Reteaming with “Bourne Supremacy” and “Bourne Ultimatum” director Paul Greengrass, Damon’s first impressive feat is wiping our memories clean of “The Bourne Legacy” with Jeremy Renner, which was to the “Bourne” series was George Lazenby was to the Bond films.
In “Jason Bourne,” our man Jason knows who he is — but he doesn’t really know who he is. The guy is still in need of some serious therapy but he’s way way WAY off the grid, coping with migraine-inducing flashbacks and carving out a living as a bare-knuckled street fighter in dusty outposts. (Suffice to say Jason doesn’t have a Twitter or Snapchat account.)
But just when he thinks he’s out, they pull him back in!
The always excellent Julia Stiles returns as Jason’s back-in-the-day ally Nicky Parsons, who is now working with an Edward Snowden-like hacker to expose the CIA’s most covert and in some cases most sinister black-ops programs.
When Nicky breaches the CIA’s system and learns a shocking secret about Jason’s past, she tracks him down in Greece, and they rendezvous in the middle of a political revolt.
Few directors in the world can match Greengrass’ ability to stage and shoot action scenes such as the breathtaking, chaotic sequence in Greece, as teams of CIA operatives and a lone contract assassin known as “The Asset” (a chillingly effective Vincent Cassel) hunt down Nicky and Jason amidst the madness of a full-scale riot.

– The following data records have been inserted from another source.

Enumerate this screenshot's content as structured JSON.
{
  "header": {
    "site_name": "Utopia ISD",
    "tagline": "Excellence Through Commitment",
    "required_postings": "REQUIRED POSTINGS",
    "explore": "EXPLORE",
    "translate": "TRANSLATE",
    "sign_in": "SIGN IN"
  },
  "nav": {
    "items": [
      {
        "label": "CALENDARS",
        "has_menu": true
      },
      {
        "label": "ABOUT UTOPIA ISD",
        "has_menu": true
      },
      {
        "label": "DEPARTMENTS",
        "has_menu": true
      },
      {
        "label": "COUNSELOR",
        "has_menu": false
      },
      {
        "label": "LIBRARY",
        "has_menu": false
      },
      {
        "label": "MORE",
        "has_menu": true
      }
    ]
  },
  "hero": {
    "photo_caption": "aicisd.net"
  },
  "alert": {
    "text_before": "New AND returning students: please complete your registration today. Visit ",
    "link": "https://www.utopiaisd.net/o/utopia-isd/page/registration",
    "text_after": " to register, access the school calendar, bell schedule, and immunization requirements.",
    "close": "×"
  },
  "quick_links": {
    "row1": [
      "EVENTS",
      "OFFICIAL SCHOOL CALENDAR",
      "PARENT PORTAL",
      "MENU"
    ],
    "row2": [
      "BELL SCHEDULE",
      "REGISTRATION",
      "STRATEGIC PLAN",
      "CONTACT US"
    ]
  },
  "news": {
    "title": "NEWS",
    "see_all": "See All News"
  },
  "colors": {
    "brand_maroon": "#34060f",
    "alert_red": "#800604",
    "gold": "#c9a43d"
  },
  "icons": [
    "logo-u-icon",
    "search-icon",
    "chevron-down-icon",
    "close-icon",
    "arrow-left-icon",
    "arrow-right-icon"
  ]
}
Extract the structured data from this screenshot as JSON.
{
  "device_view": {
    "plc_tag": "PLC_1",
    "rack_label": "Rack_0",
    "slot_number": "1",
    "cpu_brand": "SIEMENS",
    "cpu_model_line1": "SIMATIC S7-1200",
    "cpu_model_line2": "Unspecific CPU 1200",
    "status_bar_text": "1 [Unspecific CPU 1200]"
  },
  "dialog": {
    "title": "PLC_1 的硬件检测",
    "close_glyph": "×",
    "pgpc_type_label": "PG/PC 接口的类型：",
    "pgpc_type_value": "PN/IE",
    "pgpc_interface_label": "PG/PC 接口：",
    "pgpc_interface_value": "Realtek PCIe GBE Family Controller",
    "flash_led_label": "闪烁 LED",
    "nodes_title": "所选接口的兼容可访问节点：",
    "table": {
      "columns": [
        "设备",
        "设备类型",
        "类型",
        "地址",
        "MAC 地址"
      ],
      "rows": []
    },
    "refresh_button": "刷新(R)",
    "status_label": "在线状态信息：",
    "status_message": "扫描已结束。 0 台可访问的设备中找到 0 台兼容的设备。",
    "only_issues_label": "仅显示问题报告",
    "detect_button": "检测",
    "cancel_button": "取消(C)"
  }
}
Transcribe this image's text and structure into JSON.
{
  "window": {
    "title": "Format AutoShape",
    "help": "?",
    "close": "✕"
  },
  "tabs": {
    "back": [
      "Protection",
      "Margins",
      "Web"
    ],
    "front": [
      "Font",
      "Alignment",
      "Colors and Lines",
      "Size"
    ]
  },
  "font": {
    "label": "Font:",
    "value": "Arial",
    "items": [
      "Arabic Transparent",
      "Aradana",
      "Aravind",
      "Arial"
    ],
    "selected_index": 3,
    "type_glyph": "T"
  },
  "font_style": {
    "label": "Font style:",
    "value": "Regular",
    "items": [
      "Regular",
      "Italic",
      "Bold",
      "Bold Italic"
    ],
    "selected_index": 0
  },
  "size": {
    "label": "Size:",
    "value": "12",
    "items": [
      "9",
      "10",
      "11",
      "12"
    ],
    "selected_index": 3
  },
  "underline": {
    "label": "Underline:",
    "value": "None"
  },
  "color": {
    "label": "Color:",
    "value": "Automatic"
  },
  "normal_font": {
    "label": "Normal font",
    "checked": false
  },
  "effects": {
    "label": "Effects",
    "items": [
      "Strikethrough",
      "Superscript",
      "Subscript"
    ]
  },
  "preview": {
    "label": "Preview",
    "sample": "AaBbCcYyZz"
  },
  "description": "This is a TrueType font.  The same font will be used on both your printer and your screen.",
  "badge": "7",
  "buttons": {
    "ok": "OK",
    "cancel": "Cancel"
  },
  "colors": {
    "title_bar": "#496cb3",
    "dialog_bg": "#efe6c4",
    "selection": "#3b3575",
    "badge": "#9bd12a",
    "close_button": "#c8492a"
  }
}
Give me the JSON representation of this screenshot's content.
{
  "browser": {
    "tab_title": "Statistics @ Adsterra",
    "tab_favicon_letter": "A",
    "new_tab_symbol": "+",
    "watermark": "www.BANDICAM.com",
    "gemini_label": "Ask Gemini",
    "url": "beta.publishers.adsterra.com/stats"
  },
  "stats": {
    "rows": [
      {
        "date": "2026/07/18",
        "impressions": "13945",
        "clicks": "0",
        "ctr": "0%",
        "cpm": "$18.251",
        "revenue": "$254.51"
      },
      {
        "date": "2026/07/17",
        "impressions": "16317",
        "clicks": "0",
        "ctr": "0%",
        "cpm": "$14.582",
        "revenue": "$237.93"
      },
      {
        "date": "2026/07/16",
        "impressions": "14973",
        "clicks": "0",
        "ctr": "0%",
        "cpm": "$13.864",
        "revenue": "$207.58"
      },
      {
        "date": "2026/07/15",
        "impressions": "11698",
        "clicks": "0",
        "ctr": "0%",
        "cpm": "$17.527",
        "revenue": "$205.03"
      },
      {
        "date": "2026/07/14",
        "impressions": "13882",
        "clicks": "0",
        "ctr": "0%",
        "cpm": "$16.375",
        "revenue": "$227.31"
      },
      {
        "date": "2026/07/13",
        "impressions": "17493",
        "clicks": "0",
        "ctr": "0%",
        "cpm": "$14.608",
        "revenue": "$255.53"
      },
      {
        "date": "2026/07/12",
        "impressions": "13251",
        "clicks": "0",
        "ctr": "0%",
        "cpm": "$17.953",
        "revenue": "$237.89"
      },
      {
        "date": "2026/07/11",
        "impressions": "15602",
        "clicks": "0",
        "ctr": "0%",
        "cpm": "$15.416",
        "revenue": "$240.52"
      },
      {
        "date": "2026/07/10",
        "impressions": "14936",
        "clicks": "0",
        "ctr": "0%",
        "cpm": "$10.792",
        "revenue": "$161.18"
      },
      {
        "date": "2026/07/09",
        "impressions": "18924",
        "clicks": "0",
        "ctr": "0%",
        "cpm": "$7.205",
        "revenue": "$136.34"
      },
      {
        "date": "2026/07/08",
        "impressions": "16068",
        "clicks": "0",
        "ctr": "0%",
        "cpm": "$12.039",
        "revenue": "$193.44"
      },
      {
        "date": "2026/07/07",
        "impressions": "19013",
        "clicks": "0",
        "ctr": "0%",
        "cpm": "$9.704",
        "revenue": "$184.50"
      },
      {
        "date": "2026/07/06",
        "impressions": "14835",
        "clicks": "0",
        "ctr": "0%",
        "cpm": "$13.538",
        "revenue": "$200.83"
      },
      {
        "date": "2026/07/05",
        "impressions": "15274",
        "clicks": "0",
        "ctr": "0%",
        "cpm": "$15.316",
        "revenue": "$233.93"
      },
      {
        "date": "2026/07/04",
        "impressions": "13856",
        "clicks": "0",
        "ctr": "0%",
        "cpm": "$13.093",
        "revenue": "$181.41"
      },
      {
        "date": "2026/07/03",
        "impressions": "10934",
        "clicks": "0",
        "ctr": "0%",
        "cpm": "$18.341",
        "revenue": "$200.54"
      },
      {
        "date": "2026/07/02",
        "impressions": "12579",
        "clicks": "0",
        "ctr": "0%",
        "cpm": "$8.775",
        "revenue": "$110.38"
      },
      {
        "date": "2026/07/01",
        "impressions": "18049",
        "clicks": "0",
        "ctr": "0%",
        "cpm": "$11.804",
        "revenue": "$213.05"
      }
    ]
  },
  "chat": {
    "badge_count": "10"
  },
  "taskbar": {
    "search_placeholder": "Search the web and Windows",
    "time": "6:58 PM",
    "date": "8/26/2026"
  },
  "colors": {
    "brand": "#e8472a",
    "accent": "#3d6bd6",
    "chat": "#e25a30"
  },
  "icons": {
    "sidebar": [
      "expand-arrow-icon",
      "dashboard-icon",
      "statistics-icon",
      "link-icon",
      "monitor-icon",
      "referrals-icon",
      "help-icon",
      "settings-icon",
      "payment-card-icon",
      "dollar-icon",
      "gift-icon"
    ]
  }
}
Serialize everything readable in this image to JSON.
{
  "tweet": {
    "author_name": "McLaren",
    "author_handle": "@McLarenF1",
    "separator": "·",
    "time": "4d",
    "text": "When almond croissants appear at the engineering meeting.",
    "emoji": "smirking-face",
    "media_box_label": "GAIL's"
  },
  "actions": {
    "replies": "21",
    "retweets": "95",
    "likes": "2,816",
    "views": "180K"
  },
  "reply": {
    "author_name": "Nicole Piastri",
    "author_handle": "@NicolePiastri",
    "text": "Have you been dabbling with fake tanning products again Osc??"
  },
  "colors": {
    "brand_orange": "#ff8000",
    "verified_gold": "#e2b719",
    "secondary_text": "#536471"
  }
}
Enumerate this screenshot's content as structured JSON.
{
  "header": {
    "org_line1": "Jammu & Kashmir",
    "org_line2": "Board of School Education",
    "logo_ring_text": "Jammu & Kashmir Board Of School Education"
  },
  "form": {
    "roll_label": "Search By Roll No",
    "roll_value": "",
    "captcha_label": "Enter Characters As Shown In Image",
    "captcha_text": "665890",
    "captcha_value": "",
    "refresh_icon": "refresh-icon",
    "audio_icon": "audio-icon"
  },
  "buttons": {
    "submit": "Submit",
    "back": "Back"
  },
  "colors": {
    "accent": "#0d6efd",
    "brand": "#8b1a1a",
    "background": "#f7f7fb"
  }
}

It’s action filmmaking at its finest.
Tommy Lee Jones does his world-weary, smartest-guy-in-the-room thing as CIA director Robert Dewey, a coldly pragmatic and morally bankrupt S.O.B. who wouldn’t know a moment of self-doubt if it splashed him in the face. (It’s one of Jones’ best performances in recent years.)
Dewey’s reaction to the first Jason Bourne sighting in years is simple: Kill him.
Good luck with that, Dewey.
Newly minted Oscar winner Alicia Vikander (“The Danish Girl”) plays Heather Lee, a brilliant and ambitious techno analyst with the CIA who argues in favor of bringing Jason home instead of taking him out. She thinks she’s playing Dewey, Dewey thinks he’s playing her, and everybody keeps underestimating Jason, which seems pretty stupid considering his track record.
Even if you’ve seen all the “Bourne” films, there are times when matters get muddled. Riz Ahmed does fine work as the billionaire founder of a Facebook-like social media company in bed with the government, but every time we take a detour into that subplot, it means another few minutes of “Jason Bourne” without Jason Bourne. The flashback sequences involving Jason and his father (Gregg Henry) are a bit simplistic and overwrought. And once in a while, the action screeches to a halt so characters can explain what’s happening.
Still. “Jason Bourne” is the best action thriller of the year so far, with a half-dozen terrific chase sequences and fight scenes. At one point the action swings to Vegas, and while some of what transpires is almost cartoonishly over-the-top, it’s great fun.
Damon is outstanding as the tightly wound, perpetually restless and conflicted Jason Bourne, who is practically a superhero when it comes to fighting but is utterly lost the rest of the time. Vikander is faced with a tough challenge, as the Heather character has to shoot out line after line of technical jargon and act as a kind of interpreter to the audience, explaining how the CIA can track Jason. And, like Stiles’ Nicky, Heather is a patriot who isn’t entirely convinced Jason is a traitor. Strong work by Vikander.
“Jason Bourne” doesn’t have the fresh kick of the first “Bourne” film from nearly a decade and a half ago — but Damon is a more accomplished actor than he was in 2002, and the more we know about this character, the more we feel for him, and it’s a damn treat to see him again after all these years.
Universal Pictures presents a film directed by Paul Greengrass and written by Greengrass and Christopher Rouse. Running time: 121 minutes. Rated PG-13 (for intense sequences of violence and action, and brief strong language). Opens Friday at local theaters.